National Geographic : 1966 Mar
Flame of faith lighting her face, a supplicant offers a candle in a Russian Orthodox church. Schools teach militant atheism and church mem bership closes the door to good jobs, but religion persists despite decades of persecution. Hallowed Virgin of Vladimir, a 12th-century Byzantine masterpiece, hangs in Moscow's Tret yakov Gallery. It inspired many icons by Russian artists during an age of religious fervor. me politely and efficiently, though the library had some rather strange regulations. Many books, newspapers, and magazines were not included in the card catalogue because they were considered too heretical for the general public. Publications considered especially dangerous were kept in a secret part of the library called the "Special Fund," inaccessi ble to all but the most stalwart supporters of the Communist regime. Though Lenin Library proved useful, the most important place for my research was the Central State Historical Archive. It contains invaluable original source materials-letters, diaries, government records, and other un published materials that exist nowhere else in the world. 330 When my application to study in Moscow was sent to the Soviet authorities in the spring of 1963, I stated clearly that I wished to do research in archives, and I listed the archives by name. I stated further that I would do pre liminary reading on my topic in the United States, using a 15-volume series of documents published by the Soviet Academy of Sciences. Red Tape Drags On for Months On my arrival in Moscow in February, 1964, the university said that before using the archives I must first submit a "Research Plan" -my work, like everything else in the Soviet Union, having to be planned.

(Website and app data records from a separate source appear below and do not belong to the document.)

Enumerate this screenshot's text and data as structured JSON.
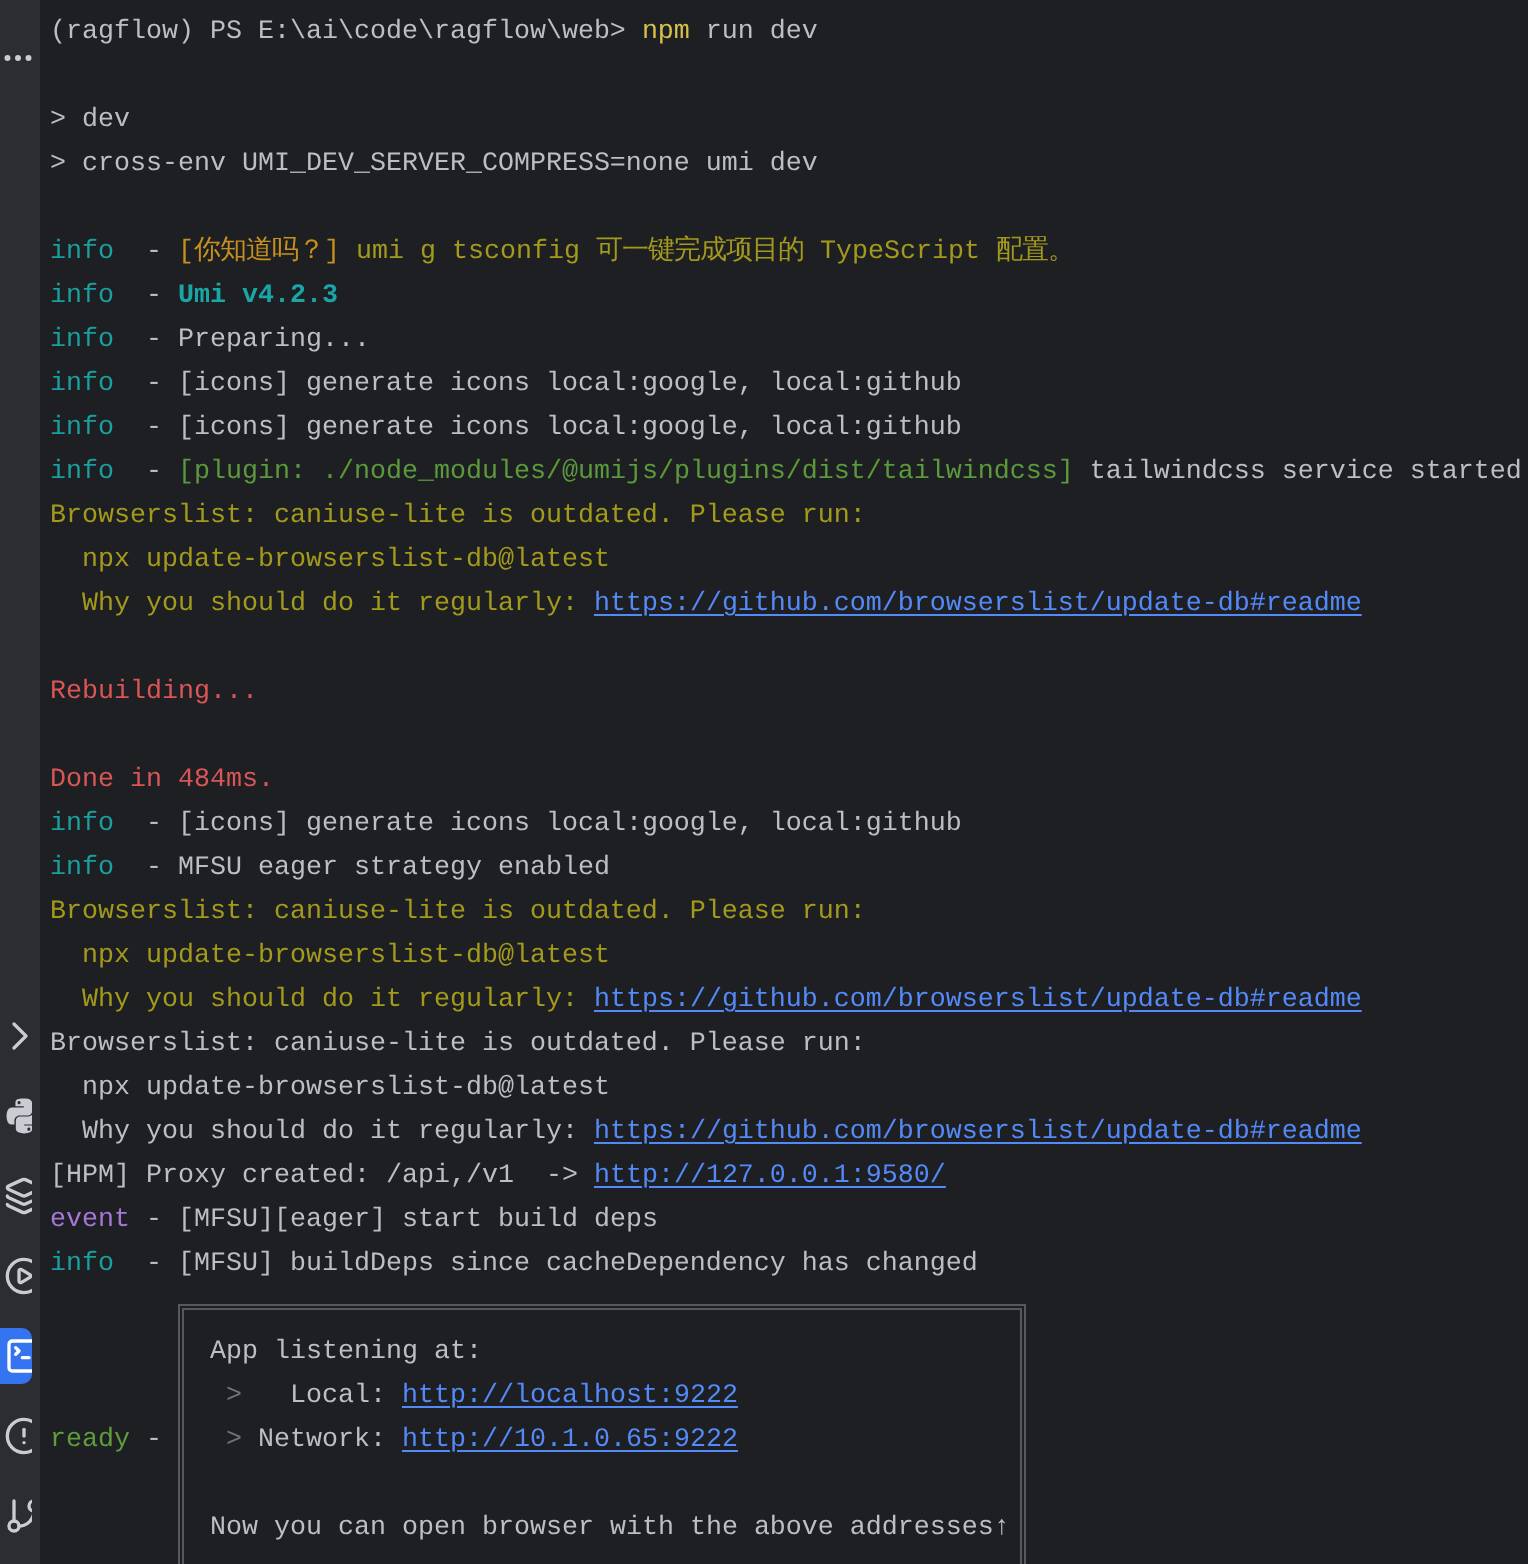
{
  "sidebar": {
    "tools": [
      {
        "selected": false
      },
      {
        "selected": false
      },
      {
        "selected": false
      },
      {
        "selected": false
      },
      {
        "selected": true
      },
      {
        "selected": false
      },
      {
        "selected": false
      }
    ]
  },
  "terminal": {
    "lines": [
      {
        "kind": "text",
        "segments": [
          {
            "text": "(ragflow) PS E:\\ai\\code\\ragflow\\web> ",
            "kind": "plain"
          },
          {
            "text": "npm",
            "kind": "command"
          },
          {
            "text": " run dev",
            "kind": "plain"
          }
        ]
      },
      {
        "kind": "blank"
      },
      {
        "kind": "text",
        "segments": [
          {
            "text": "> dev",
            "kind": "plain"
          }
        ]
      },
      {
        "kind": "text",
        "segments": [
          {
            "text": "> cross-env UMI_DEV_SERVER_COMPRESS=none umi dev",
            "kind": "plain"
          }
        ]
      },
      {
        "kind": "blank"
      },
      {
        "kind": "text",
        "segments": [
          {
            "text": "info",
            "kind": "info"
          },
          {
            "text": "  - ",
            "kind": "plain"
          },
          {
            "text": "[你知道吗？]",
            "kind": "tag"
          },
          {
            "text": " umi g tsconfig 可一键完成项目的 TypeScript 配置。",
            "kind": "warn"
          }
        ]
      },
      {
        "kind": "text",
        "segments": [
          {
            "text": "info",
            "kind": "info"
          },
          {
            "text": "  - ",
            "kind": "plain"
          },
          {
            "text": "Umi v4.2.3",
            "kind": "version"
          }
        ]
      },
      {
        "kind": "text",
        "segments": [
          {
            "text": "info",
            "kind": "info"
          },
          {
            "text": "  - Preparing...",
            "kind": "plain"
          }
        ]
      },
      {
        "kind": "text",
        "segments": [
          {
            "text": "info",
            "kind": "info"
          },
          {
            "text": "  - [icons] generate icons local:google, local:github",
            "kind": "plain"
          }
        ]
      },
      {
        "kind": "text",
        "segments": [
          {
            "text": "info",
            "kind": "info"
          },
          {
            "text": "  - [icons] generate icons local:google, local:github",
            "kind": "plain"
          }
        ]
      },
      {
        "kind": "text",
        "segments": [
          {
            "text": "info",
            "kind": "info"
          },
          {
            "text": "  - ",
            "kind": "plain"
          },
          {
            "text": "[plugin: ./node_modules/@umijs/plugins/dist/tailwindcss]",
            "kind": "plugin"
          },
          {
            "text": " tailwindcss service started",
            "kind": "plain"
          }
        ]
      },
      {
        "kind": "text",
        "segments": [
          {
            "text": "Browserslist: caniuse-lite is outdated. Please run:",
            "kind": "warn"
          }
        ]
      },
      {
        "kind": "text",
        "segments": [
          {
            "text": "  npx update-browserslist-db@latest",
            "kind": "warn"
          }
        ]
      },
      {
        "kind": "text",
        "segments": [
          {
            "text": "  Why you should do it regularly: ",
            "kind": "warn"
          },
          {
            "text": "https://github.com/browserslist/update-db#readme",
            "kind": "link"
          }
        ]
      },
      {
        "kind": "blank"
      },
      {
        "kind": "text",
        "segments": [
          {
            "text": "Rebuilding...",
            "kind": "error"
          }
        ]
      },
      {
        "kind": "blank"
      },
      {
        "kind": "text",
        "segments": [
          {
            "text": "Done in 484ms.",
            "kind": "error"
          }
        ]
      },
      {
        "kind": "text",
        "segments": [
          {
            "text": "info",
            "kind": "info"
          },
          {
            "text": "  - [icons] generate icons local:google, local:github",
            "kind": "plain"
          }
        ]
      },
      {
        "kind": "text",
        "segments": [
          {
            "text": "info",
            "kind": "info"
          },
          {
            "text": "  - MFSU eager strategy enabled",
            "kind": "plain"
          }
        ]
      },
      {
        "kind": "text",
        "segments": [
          {
            "text": "Browserslist: caniuse-lite is outdated. Please run:",
            "kind": "warn"
          }
        ]
      },
      {
        "kind": "text",
        "segments": [
          {
            "text": "  npx update-browserslist-db@latest",
            "kind": "warn"
          }
        ]
      },
      {
        "kind": "text",
        "segments": [
          {
            "text": "  Why you should do it regularly: ",
            "kind": "warn"
          },
          {
            "text": "https://github.com/browserslist/update-db#readme",
            "kind": "link"
          }
        ]
      },
      {
        "kind": "text",
        "segments": [
          {
            "text": "Browserslist: caniuse-lite is outdated. Please run:",
            "kind": "plain"
          }
        ]
      },
      {
        "kind": "text",
        "segments": [
          {
            "text": "  npx update-browserslist-db@latest",
            "kind": "plain"
          }
        ]
      },
      {
        "kind": "text",
        "segments": [
          {
            "text": "  Why you should do it regularly: ",
            "kind": "plain"
          },
          {
            "text": "https://github.com/browserslist/update-db#readme",
            "kind": "link"
          }
        ]
      },
      {
        "kind": "text",
        "segments": [
          {
            "text": "[HPM] Proxy created: /api,/v1  -> ",
            "kind": "plain"
          },
          {
            "text": "http://127.0.0.1:9580/",
            "kind": "link"
          }
        ]
      },
      {
        "kind": "text",
        "segments": [
          {
            "text": "event",
            "kind": "event"
          },
          {
            "text": " - [MFSU][eager] start build deps",
            "kind": "plain"
          }
        ]
      },
      {
        "kind": "text",
        "segments": [
          {
            "text": "info",
            "kind": "info"
          },
          {
            "text": "  - [MFSU] buildDeps since cacheDependency has changed",
            "kind": "plain"
          }
        ]
      }
    ],
    "box": {
      "rows": [
        {
          "kind": "text",
          "segments": [
            {
              "text": "App listening at:",
              "kind": "plain"
            }
          ]
        },
        {
          "kind": "text",
          "segments": [
            {
              "text": ">",
              "kind": "dim"
            },
            {
              "text": "   Local: ",
              "kind": "plain"
            },
            {
              "text": "http://localhost:9222",
              "kind": "link"
            }
          ]
        },
        {
          "kind": "text",
          "prefix": [
            {
              "text": "ready",
              "kind": "ready"
            },
            {
              "text": " -",
              "kind": "plain"
            }
          ],
          "segments": [
            {
              "text": ">",
              "kind": "dim"
            },
            {
              "text": " Network: ",
              "kind": "plain"
            },
            {
              "text": "http://10.1.0.65:9222",
              "kind": "link"
            }
          ]
        },
        {
          "kind": "blank"
        },
        {
          "kind": "text",
          "segments": [
            {
              "text": "Now you can open browser with the above addresses↑",
              "kind": "plain"
            }
          ]
        }
      ]
    }
  }
}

I prepared the plan, emphasizing again that my main inter est was in archival materials.